The Hope Cafe Coffee and Tea House serves drinks, food and a philosophy of life.
Owner Matt Cullipher calls it “a community lounge.”
But voters in the recent Syracuse New Times Best Of poll call the Hope Café and Tea House the Best Vegan Restaurant and the Best New Restaurant in Central NY!
Having celebrated its grand opening on Aug. 18, 2017, the Hope Café, located in the Village Mall, at 305 Vine St., has quickly earned a reputation as a shimmering jewel on the local dining scene. Its inventive Peruvian recipes have accounted for its surprisingly swift success and its two new Best Of awards.
Vegetarians revel in the café’s black bean arepas, made with gluten-free maize bred, enjoy caprese paninis and gobble up big bowls of guacamole and chips. They also savor salads of baby organic spinach, tomatoes, onion, cubed mozzarella and Peruvian olives or nibble on maduros, which are ripened plantains sautéed in butter.
Carnivores get their protein with bacon and sausage omelets or paninis such as prosciutto’n’pesto, grilled chicken, meatball’n’mozzarella or pulled pork with Fat Matt’s BBQ sauce, named after the café’s affable owner.
Matt’s “masterpiece” is the Chicharron Sanguich, a flavor-filled pork belly served on a bed of thin-sliced sweet potato, topped with sarza Peruana and three Peruvian house sauces.
Hope Café sells a bunch of beverages, from Vietnamese coffee to juices, smoothies and sodas. The café’s emolientes are homemade teas used as holistic medicine in South America.

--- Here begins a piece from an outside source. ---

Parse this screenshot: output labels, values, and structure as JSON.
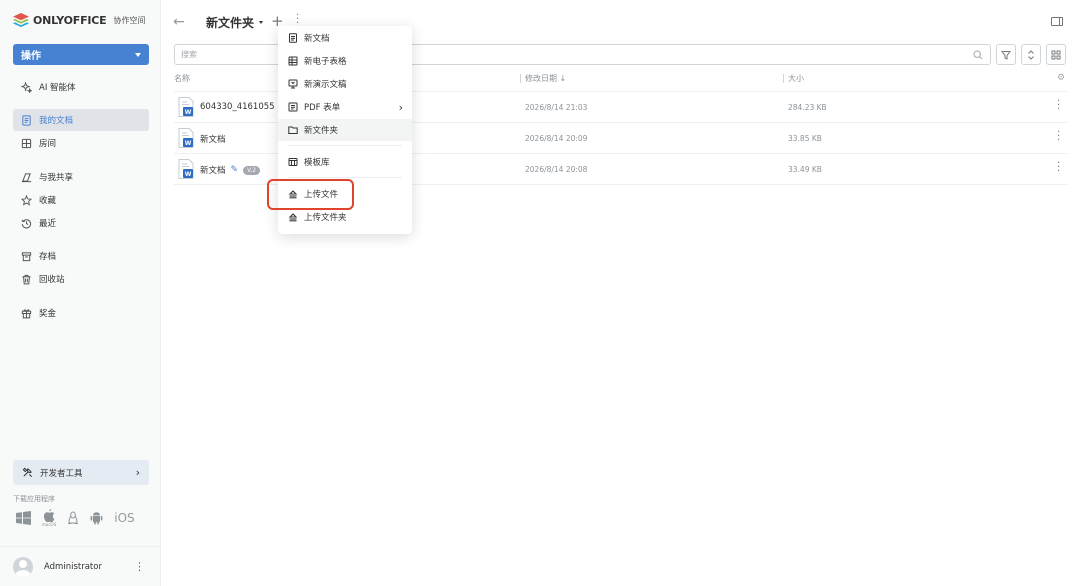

The barley-based tea is liberally mixed with various spices, herbs and sweeteners.
Another specialty is “esencia de café,” a smoother, more caffeinated version of an espresso shot. “This is espresso the way it was meant to be,” Cullipher declares.
Like Café at 407 which supports the good work of Ophelia’s House, the Hope Café financially supports a 501(c)(3) non-profit, The People Project, which legally operates under the name Shekinah Gloria Ministries, Inc. The People Project, which partners with the Assembly of God Church, reportedly aids needy people in faraway nations such as Peru, Kenya and Pakistan; peopleprojectinc.com.
For café info, visit hopecafeandtea.com, or call (315) 451-5121.
Two more Liverpool eateries were also won Best Of awards: Ichiban Japanese Steakhouse on Old Liverpool Road was voted best Asian/Hibachi Restaurant, while the legendary Heid’s of Liverpool won for Best Hot Dogs.
Author Diana Abu-Jaber, who grew up on Morgan Road in Clay, has settled into a rock-solid rhythm of writing. Over the past 25 years, she has produced four novels, two memoirs and scores of essays and articles on her Arab-American background, food and film.
On Nov. 12, The SUNY Oswego alumna will deliver a Rosamond Gifford Lecture hosted by the friends of Onondaga Central Library, at 7:30 p.m. at the Mulroy Civic Center, 411 Montgomery St., in Syracuse.
Diana’s most recent memoir is “Life Without a Recipe: A Memoir of Food and Family” described as a celebration of improvisation, of unexpected detours and of living life on one’s own terms, the book draws upon Diana’s upbringing here by a Jordanian father, Ghassan, and an Irish-Catholic mother, Patricia.
Like her books, Diana has a sharp sense of humor, so her Nov. 12 lecture should be quite entertaining. Tickets cost $30 and $35; foclsyracuse.org; (315) 435-1832.
“To succeed in life, you need three things: a wishbone, a backbone and a funny bone.” – Reba McEntire.